START Given data

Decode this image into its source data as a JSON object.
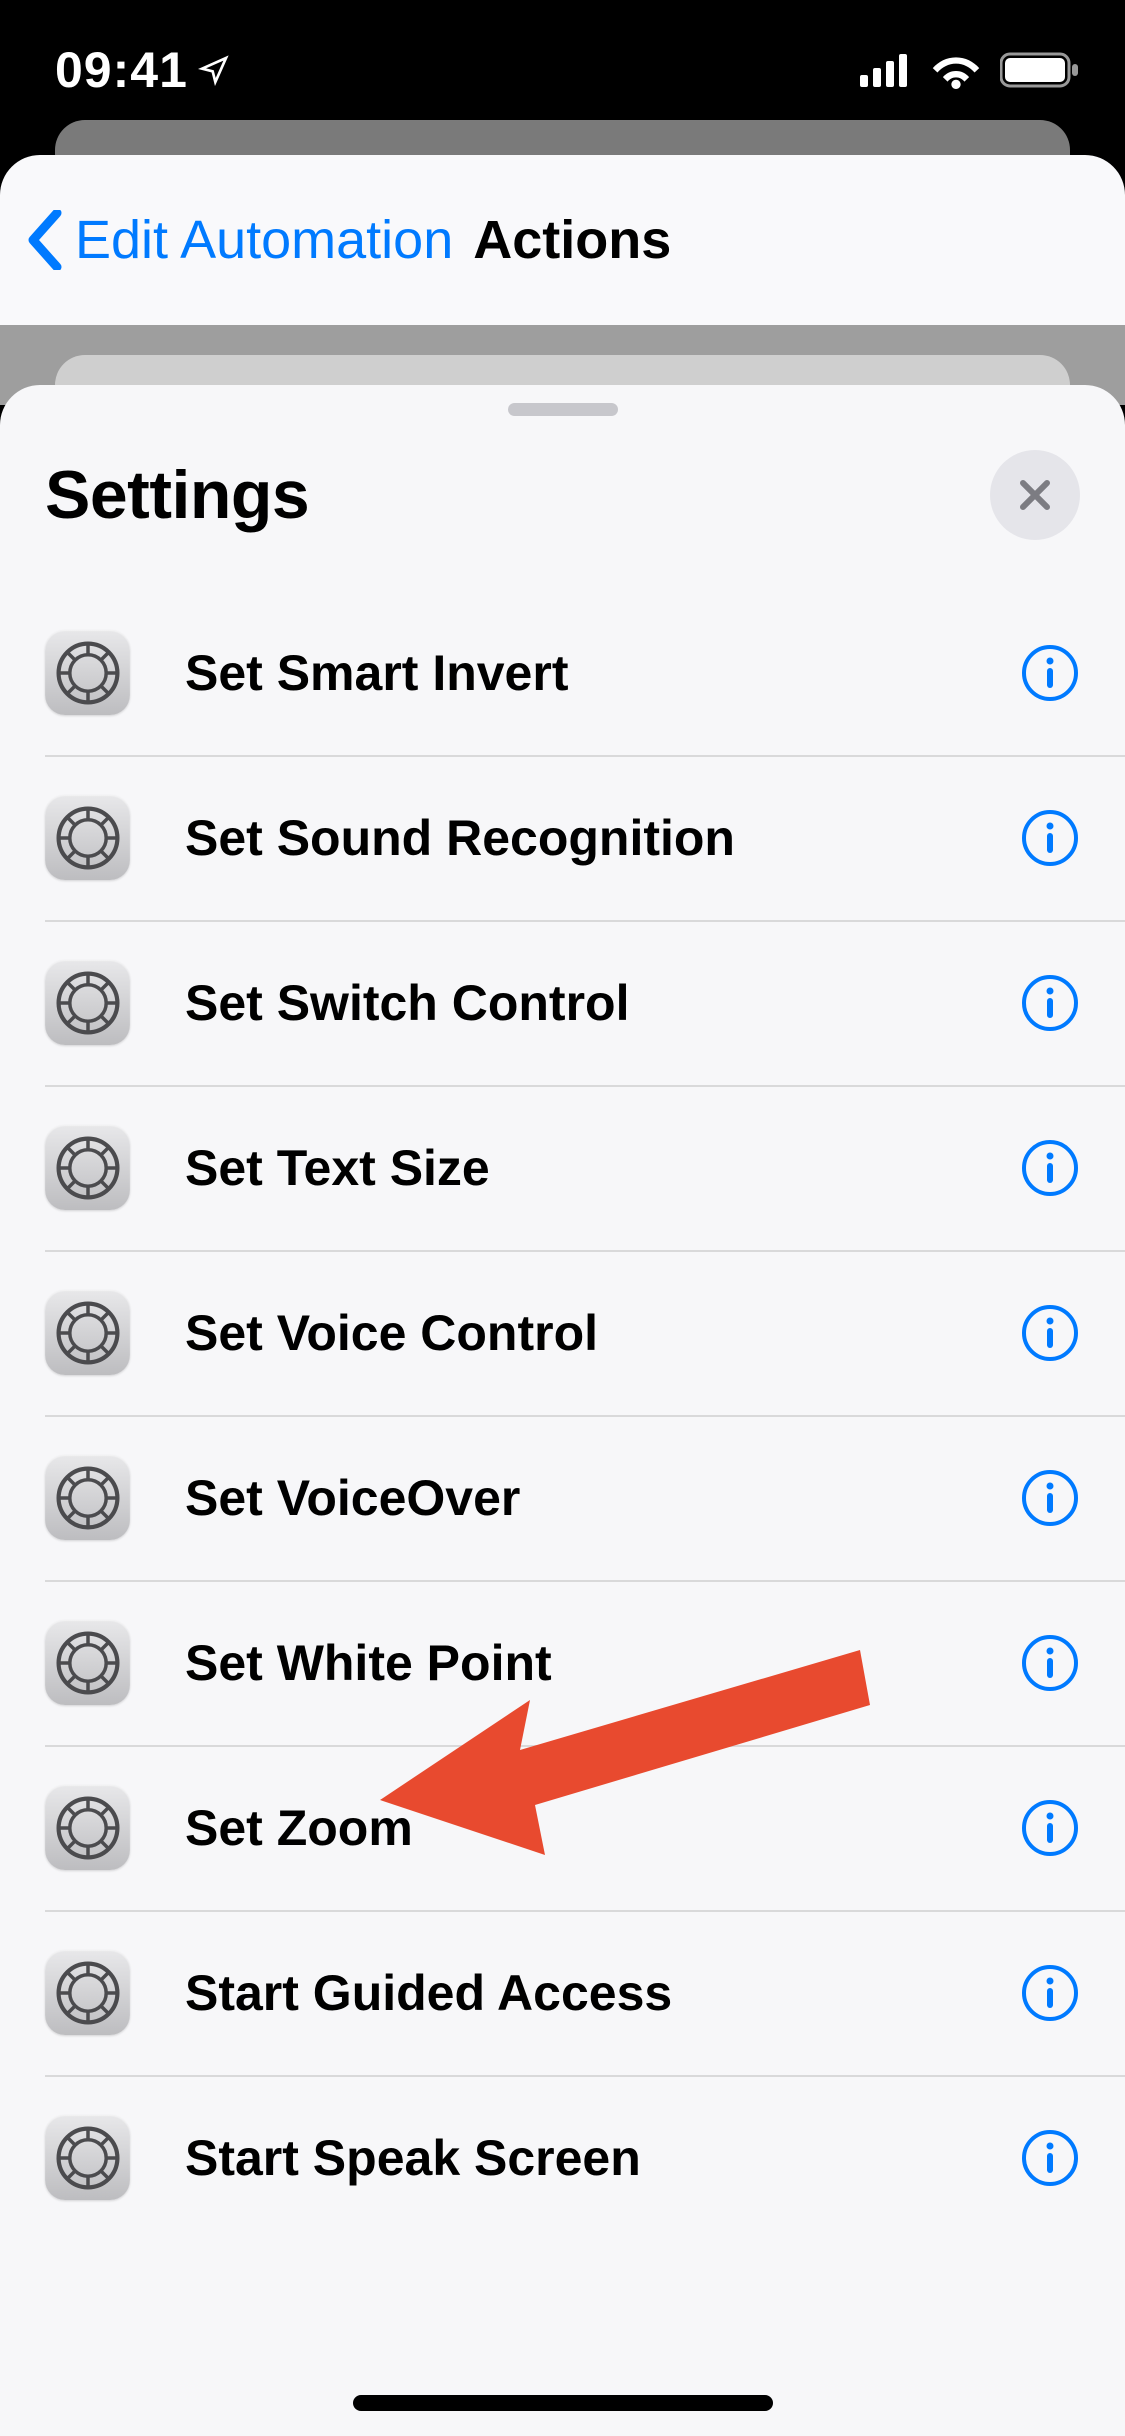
{
  "status_bar": {
    "time": "09:41"
  },
  "nav": {
    "back_label": "Edit Automation",
    "title": "Actions"
  },
  "sheet": {
    "title": "Settings",
    "rows": [
      {
        "label": "Set Smart Invert"
      },
      {
        "label": "Set Sound Recognition"
      },
      {
        "label": "Set Switch Control"
      },
      {
        "label": "Set Text Size"
      },
      {
        "label": "Set Voice Control"
      },
      {
        "label": "Set VoiceOver"
      },
      {
        "label": "Set White Point"
      },
      {
        "label": "Set Zoom"
      },
      {
        "label": "Start Guided Access"
      },
      {
        "label": "Start Speak Screen"
      }
    ]
  }
}
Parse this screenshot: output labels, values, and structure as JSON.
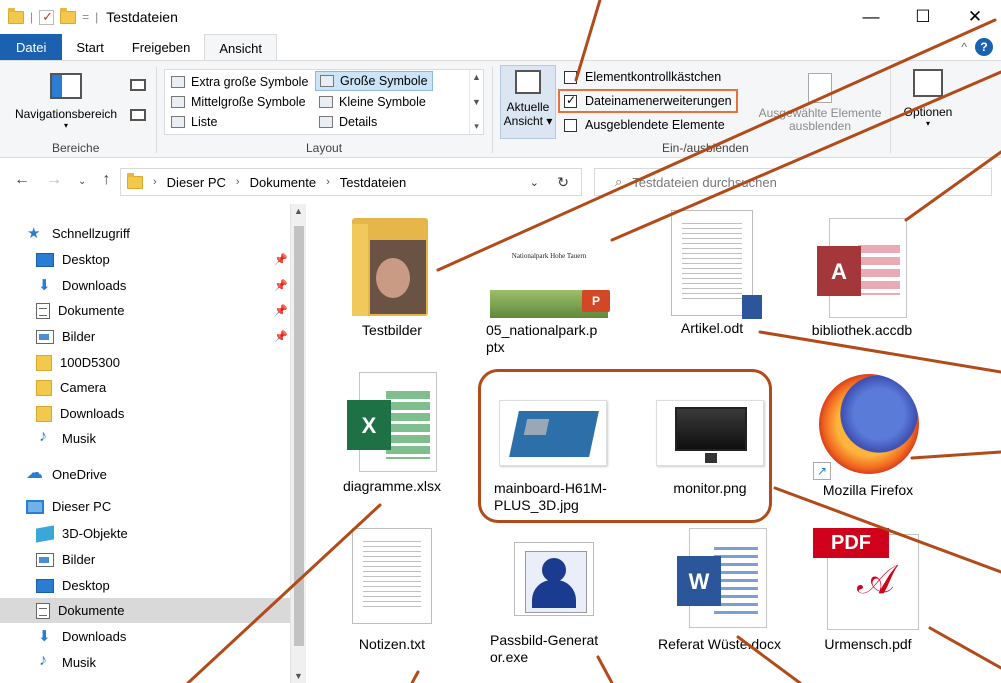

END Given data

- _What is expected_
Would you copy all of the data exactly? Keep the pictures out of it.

- _The answer_
Decode this image into its source data as a JSON object.
{
  "status_bar": {
    "time": "09:41"
  },
  "nav": {
    "back_label": "Edit Automation",
    "title": "Actions"
  },
  "sheet": {
    "title": "Settings",
    "rows": [
      {
        "label": "Set Smart Invert"
      },
      {
        "label": "Set Sound Recognition"
      },
      {
        "label": "Set Switch Control"
      },
      {
        "label": "Set Text Size"
      },
      {
        "label": "Set Voice Control"
      },
      {
        "label": "Set VoiceOver"
      },
      {
        "label": "Set White Point"
      },
      {
        "label": "Set Zoom"
      },
      {
        "label": "Start Guided Access"
      },
      {
        "label": "Start Speak Screen"
      }
    ]
  }
}
Parse this screenshot: output labels, values, and structure as JSON.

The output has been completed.